Census: After Divorce, More People Saying 'I Do' Again

More and more Americans are getting divorced. And more divorcees are saying "I do" for a second time.

Statistics released Thursday from a 1996 Census Bureau survey on marriage and divorce reveal that the pre-1950s family model is now "an aberration," according to Pamela Smock, a University of Michigan sociologist.

The report, which provides the most comprehensive look at marriage trends to date, "confirms the things that American people are well aware of," Smock said.

Roughly half of first marriages for people younger than 45 end in divorce. First marriages that end in divorce typically last about 8 years.

And younger generations of Americans are delaying that walk down the aisle until later in life.

"Marriage still is something that many people want to do and expect to do, but these statistics show that they are spending a lot of time unmarried," said Marshall Miller, co-founder of the Boston-based Alternatives to Marriage Project.

"People no longer feel they have to rush down the aisle," Miller said.

More educated people are more likely to marry and stay married, the report found. Miller's rationale: they are more mature when they tie the knot, and presumably have spent more time courting their future spouses.

In the fall of 1996, 92 out of 1,000 never-married men age 25 to 44 with bachelor's degrees got married within that past year, compared with 59 out of 1,000 men of the same age with just high school degrees.

Women who graduated from college were less likely to divorce in the previous year than those who had only high school educations.

Long-held models of family makeup are slowly dissolving, said David Popenoe of the National Marriage Project, a think tank at Rutgers University. The group studies marriage trends and ways of strengthening marriage.

"In the past, guys would look for a stay-at-home housewife," Popenoe said. "Young guys today are looking for someone with some money, and that requires an education."

Roughly 9 out of 10 Americans were expected to marry in their lifetimes, the report projected.

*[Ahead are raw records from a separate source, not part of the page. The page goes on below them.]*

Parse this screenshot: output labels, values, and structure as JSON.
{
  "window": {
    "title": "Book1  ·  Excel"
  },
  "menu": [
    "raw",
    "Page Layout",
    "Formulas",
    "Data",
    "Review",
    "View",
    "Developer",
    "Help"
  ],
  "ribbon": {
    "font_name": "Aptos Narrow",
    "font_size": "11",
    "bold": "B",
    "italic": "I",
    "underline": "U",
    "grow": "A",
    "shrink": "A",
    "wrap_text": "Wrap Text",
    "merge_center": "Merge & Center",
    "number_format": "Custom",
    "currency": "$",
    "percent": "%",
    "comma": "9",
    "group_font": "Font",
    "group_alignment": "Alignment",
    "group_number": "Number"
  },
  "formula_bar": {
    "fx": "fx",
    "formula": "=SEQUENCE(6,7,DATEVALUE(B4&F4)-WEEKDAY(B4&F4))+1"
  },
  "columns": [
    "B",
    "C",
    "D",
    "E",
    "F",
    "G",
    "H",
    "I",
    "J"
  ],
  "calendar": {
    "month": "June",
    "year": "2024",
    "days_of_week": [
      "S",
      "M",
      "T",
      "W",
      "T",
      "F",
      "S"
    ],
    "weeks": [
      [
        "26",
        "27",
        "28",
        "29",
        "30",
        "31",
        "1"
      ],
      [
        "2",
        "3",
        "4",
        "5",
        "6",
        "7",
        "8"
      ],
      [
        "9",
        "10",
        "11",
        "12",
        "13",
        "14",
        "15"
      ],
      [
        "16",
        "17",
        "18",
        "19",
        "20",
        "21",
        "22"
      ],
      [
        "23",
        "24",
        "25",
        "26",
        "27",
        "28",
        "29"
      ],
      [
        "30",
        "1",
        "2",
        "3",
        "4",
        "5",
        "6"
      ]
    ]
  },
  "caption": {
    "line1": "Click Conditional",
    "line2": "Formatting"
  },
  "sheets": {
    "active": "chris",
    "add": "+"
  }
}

While still high, it's a change from the 1950s, when everyone was expected to get married, said Thomas Coleman, executive director of the Los Angeles-based American Association of Single People.

The Bush administration wants to change the 1996 welfare overhaul, which must be renewed this year, to encourage women on welfare to get married. President Bush's 2003 budget proposal included $100 million for experimental programs to do that.

Other highlights:

—11 percent of men born between 1925 and 1934 were married at least twice by age 40, compared with 22 percent of men born between 1945 and 1954. There was a similar increase among women.

—About 38 percent of women in their first marriage who married between 1945 and 1964 were the same age as or older than their husbands, compared with 48 percent of women who tied the knot between 1970 and 1989.

The Associated Press contributed to this report.